On the 12th day of Christmas came the 3 Kings
Hispanics gather to share gifts, traditions on January 6. Santa is on vacation, and Christmas trees are getting recycled. The ball has dropped, it’s been almost a week since you had that toast to 2007.
But the holidays aren’t over yet, not if you’re Hispanic. Celebrations continue until January 6, Three Kings Day or El Dia de los Tres Reyes Magos, when the Three Wise Men pay their annual visit and leave gifts for good boys and girls.
According to Christian lore, the Three Wise Men were astronomers who had witnessed from the birth of a star rising over the town of Bethlehem, which foretold of the birth of a great King. They set out to travel toward the light, riding camels until they reached the town and the manger where Jesus was born.
Before setting off on their journey, King Herod requested that these three wise men inform him on their return of the child’s location. But after paying their respects, an angel appeared to tell them that Herod planned on killing the infant. So instead, the Kings took another way home, avoiding Herod. The Three Kings were also known as the Magi Saints. They gave the baby Jesus gifts of gold, myrrh and frankincense.
For children in Hispanic nations such as Puerto Rico, Cuba, Venezuela and Mexico, Three Kings Day is the day they receive holiday presents. On the night of January 5, children gather up the freshest grass they can find in their back yards, stash it all in a small shoebox with a wish list and place it underneath their beds. When they wake up the next morning, the camels have eaten the hay and have left gifts in appreciation.

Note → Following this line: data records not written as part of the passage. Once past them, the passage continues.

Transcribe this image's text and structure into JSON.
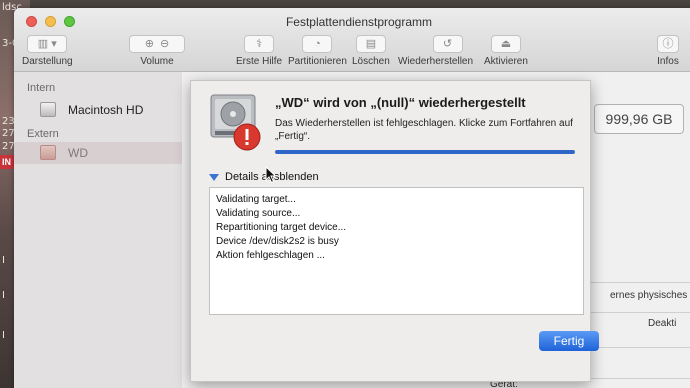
{
  "desktop": {
    "labels": [
      "ldsc",
      "3-01",
      "237",
      "277",
      "277",
      "I",
      "I",
      "I"
    ],
    "badge": "IN"
  },
  "window": {
    "title": "Festplattendienstprogramm",
    "toolbar": {
      "darstellung": "Darstellung",
      "volume": "Volume",
      "erste_hilfe": "Erste Hilfe",
      "partitionieren": "Partitionieren",
      "loeschen": "Löschen",
      "wiederherstellen": "Wiederherstellen",
      "aktivieren": "Aktivieren",
      "infos": "Infos"
    }
  },
  "sidebar": {
    "intern_heading": "Intern",
    "extern_heading": "Extern",
    "items": [
      {
        "label": "Macintosh HD"
      },
      {
        "label": "WD"
      }
    ]
  },
  "main": {
    "capacity": "999,96 GB",
    "info_right_1": "ernes physisches Volu",
    "info_right_2": "Deakti",
    "bottom_label": "Gerät:"
  },
  "sheet": {
    "title": "„WD“ wird von „(null)“ wiederhergestellt",
    "message": "Das Wiederherstellen ist fehlgeschlagen. Klicke zum Fortfahren auf „Fertig“.",
    "progress": 1.0,
    "details_toggle": "Details ausblenden",
    "log": [
      "Validating target...",
      "Validating source...",
      "Repartitioning target device...",
      "Device /dev/disk2s2 is busy",
      "Aktion fehlgeschlagen ..."
    ],
    "done_button": "Fertig"
  },
  "colors": {
    "accent": "#2d66c8",
    "alert": "#d9382f"
  }
}
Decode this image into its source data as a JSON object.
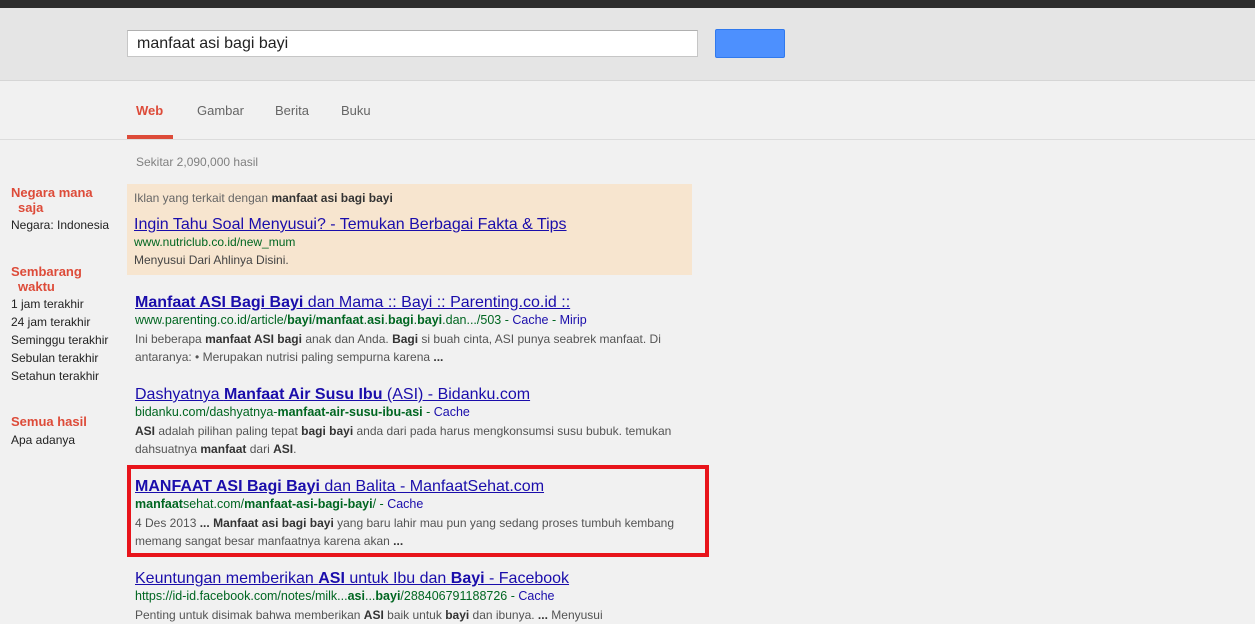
{
  "search": {
    "query": "manfaat asi bagi bayi"
  },
  "tabs": [
    "Web",
    "Gambar",
    "Berita",
    "Buku"
  ],
  "stats": "Sekitar 2,090,000 hasil",
  "sidebar": {
    "country_heading_1": "Negara mana",
    "country_heading_2": "saja",
    "country_item": "Negara: Indonesia",
    "time_heading_1": "Sembarang",
    "time_heading_2": "waktu",
    "time_items": [
      "1 jam terakhir",
      "24 jam terakhir",
      "Seminggu terakhir",
      "Sebulan terakhir",
      "Setahun terakhir"
    ],
    "results_heading": "Semua hasil",
    "results_item": "Apa adanya"
  },
  "ad": {
    "label_prefix": "Iklan yang terkait dengan ",
    "label_query": "manfaat asi bagi bayi",
    "title": "Ingin Tahu Soal Menyusui? - Temukan Berbagai Fakta & Tips",
    "url": "www.nutriclub.co.id/new_mum",
    "description": "Menyusui Dari Ahlinya Disini."
  },
  "results": [
    {
      "title_bold": "Manfaat ASI Bagi Bayi",
      "title_rest": " dan Mama :: Bayi :: Parenting.co.id ::",
      "url_p1": "www.parenting.co.id/article/",
      "url_b1": "bayi",
      "url_p2": "/",
      "url_b2": "manfaat",
      "url_p3": ".",
      "url_b3": "asi",
      "url_p4": ".",
      "url_b4": "bagi",
      "url_p5": ".",
      "url_b5": "bayi",
      "url_p6": ".dan.../503",
      "sep": " - ",
      "cache": "Cache",
      "similar": "Mirip",
      "snip_1": "Ini beberapa ",
      "snip_b1": "manfaat ASI bagi",
      "snip_2": " anak dan Anda. ",
      "snip_b2": "Bagi",
      "snip_3": " si buah cinta, ASI punya seabrek manfaat. Di antaranya: • Merupakan nutrisi paling sempurna karena ",
      "snip_b3": "..."
    },
    {
      "title_p1": "Dashyatnya ",
      "title_b1": "Manfaat Air Susu Ibu",
      "title_p2": " (ASI) - Bidanku.com",
      "url_p1": "bidanku.com/dashyatnya-",
      "url_b1": "manfaat-air-susu-ibu-asi",
      "sep": " - ",
      "cache": "Cache",
      "snip_b1": "ASI",
      "snip_1": " adalah pilihan paling tepat ",
      "snip_b2": "bagi bayi",
      "snip_2": " anda dari pada harus mengkonsumsi susu bubuk. temukan dahsuatnya ",
      "snip_b3": "manfaat",
      "snip_3": " dari ",
      "snip_b4": "ASI",
      "snip_4": "."
    },
    {
      "title_bold": "MANFAAT ASI Bagi Bayi",
      "title_rest": " dan Balita - ManfaatSehat.com",
      "url_b1": "manfaat",
      "url_p1": "sehat.com/",
      "url_b2": "manfaat-asi-bagi-bayi",
      "url_p2": "/",
      "sep": " - ",
      "cache": "Cache",
      "snip_1": "4 Des 2013 ",
      "snip_b1": "...",
      "snip_2": " ",
      "snip_b2": "Manfaat asi bagi bayi",
      "snip_3": " yang baru lahir mau pun yang sedang proses tumbuh kembang memang sangat besar manfaatnya karena akan ",
      "snip_b3": "..."
    },
    {
      "title_p1": "Keuntungan memberikan ",
      "title_b1": "ASI",
      "title_p2": " untuk Ibu dan ",
      "title_b2": "Bayi",
      "title_p3": " - Facebook",
      "url_p1": "https://id-id.facebook.com/notes/milk...",
      "url_b1": "asi",
      "url_p2": "...",
      "url_b2": "bayi",
      "url_p3": "/288406791188726",
      "sep": " - ",
      "cache": "Cache",
      "snip_1": "Penting untuk disimak bahwa memberikan ",
      "snip_b1": "ASI",
      "snip_2": " baik untuk ",
      "snip_b2": "bayi",
      "snip_3": " dan ibunya. ",
      "snip_b3": "...",
      "snip_4": " Menyusui"
    }
  ],
  "colors": {
    "accent": "#dd4b39",
    "link": "#1a0dab",
    "url": "#006621",
    "search_button": "#4d90fe",
    "highlight_box": "#e8141b",
    "ad_background": "#f7e5cf"
  }
}
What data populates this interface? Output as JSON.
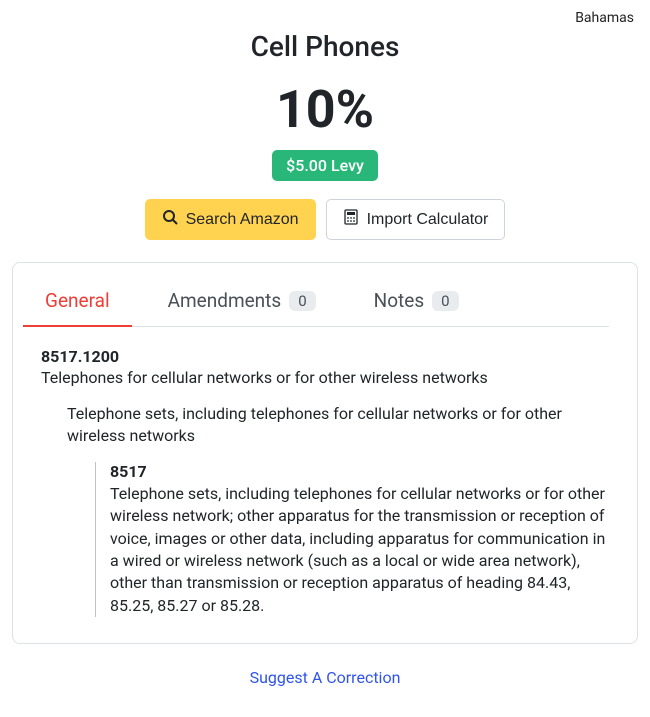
{
  "country": "Bahamas",
  "title": "Cell Phones",
  "percentage": "10%",
  "levy": "$5.00 Levy",
  "buttons": {
    "amazon": "Search Amazon",
    "calculator": "Import Calculator"
  },
  "tabs": {
    "general": "General",
    "amendments": {
      "label": "Amendments",
      "count": "0"
    },
    "notes": {
      "label": "Notes",
      "count": "0"
    }
  },
  "detail": {
    "code": "8517.1200",
    "desc": "Telephones for cellular networks or for other wireless networks",
    "level1": "Telephone sets, including telephones for cellular networks or for other wireless networks",
    "subCode": "8517",
    "subDesc": "Telephone sets, including telephones for cellular networks or for other wireless network; other apparatus for the transmission or reception of voice, images or other data, including apparatus for communication in a wired or wireless network (such as a local or wide area network), other than transmission or reception apparatus of heading 84.43, 85.25, 85.27 or 85.28."
  },
  "suggest": "Suggest A Correction"
}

“I still celebrate the tradition even if I live and work far away from home,” said Vanessa Fernandez. “I remember being a young girl in Puerto Rico, picking out the greenest grass, serving some water in a bowl for the camels to drink if they were thirsty, and just waiting for all those gifts Santa Claus had forgotten to bring me. It’s a beautiful illusion you have as a child that you always keep fond memories of.”
Fernandez mentioned that sometimes it’s tough to celebrate because she usually has to work or run errands on a day when people traditionally gather to celebrate with family.
“I always spread the message though,” Fernandez said. “I give small gifts, I talk about the holiday, and make sure to still have my grass ready. I will always remember receiving a bike one time when I was young, and recall the excitement of waking up early to see what the reyes (kings) had brought me. Hey, for kids, it’s an excuse to get more gifts. Who doesn’t enjoy that? Plus, then come the octavitas.”
The octavitas, meaning the eights, represent the eight days after the arrival of the Three Kings, and all the festivities that occur during that time. Families prepare feasts, gather to sing traditional “parrandas”, caroling surprised neighbors, in honor of the baby Jesus, and make sure they keep the holiday spirit alive through January 14.
“I love the octavitas,” said Laurie Basora of Puerto Rico. “They always make fun of us Puerto Ricans because it’s like we never stop celebrating Christmas. It’s mid-January, and we still have our lights and tree up, drink coquito,” a drink very similar to eggnog, “and exchange small gifts when reyes arrive on January 6.”
Among the many fond memories Basora has of the holiday, she recalls being a young girl who always wanted to have her shoebox filled to the brim with grass, just to make sure the camels had enough food to eat.
“Mom would tell me I had to feed the camels well, or else I wouldn’t get any presents,” Basora said. Basora mentioned she still leaves the camels grass on January 5. “You never know,” she said with a laugh.
The Three Kings are known for having a “smaller workshop” than Santa Claus, so gifts usually consist of inexpensive CDs, dolls, gift cards, candy, books or, if older, a bottle of good wine. The most expensive gift a child could receive? A brand new bicycle, representing the lengthy journey the Magi endured.
“I celebrated Three Kings Day in Mexico all through my childhood,” said Marta Santamaria, of Guerrero, Mexico, who now lives in Wahneta, Fla. “The gifts were always modest, but everyone just has so much fun.”
Santamaria mentioned that to celebrate the day, which is more popular than Christmas, Wahneta residents often hold a Tres Reyes Magos parade, where gifts are handed out to children.
“Once I moved over here, the tradition has been lost, and we don’t really celebrate it as much because we’re always working hard,” Santamaria said. “But it’s something I hold dear in my heart.”
Kriselda Torres, a native Mexican who still celebrates the holiday with her family and mostly loves digging into the traditional rosca de reyes.
“It’s a roll of warm bread served on January 6,” Torres said. “It is split between all the family members, and hidden inside is a plastic figurine representing the wise men. The person that receives the figurine once the bread is split has to host a family party, known as Candelaria, by cooking a traditional feast, such as tamales, on February 2.”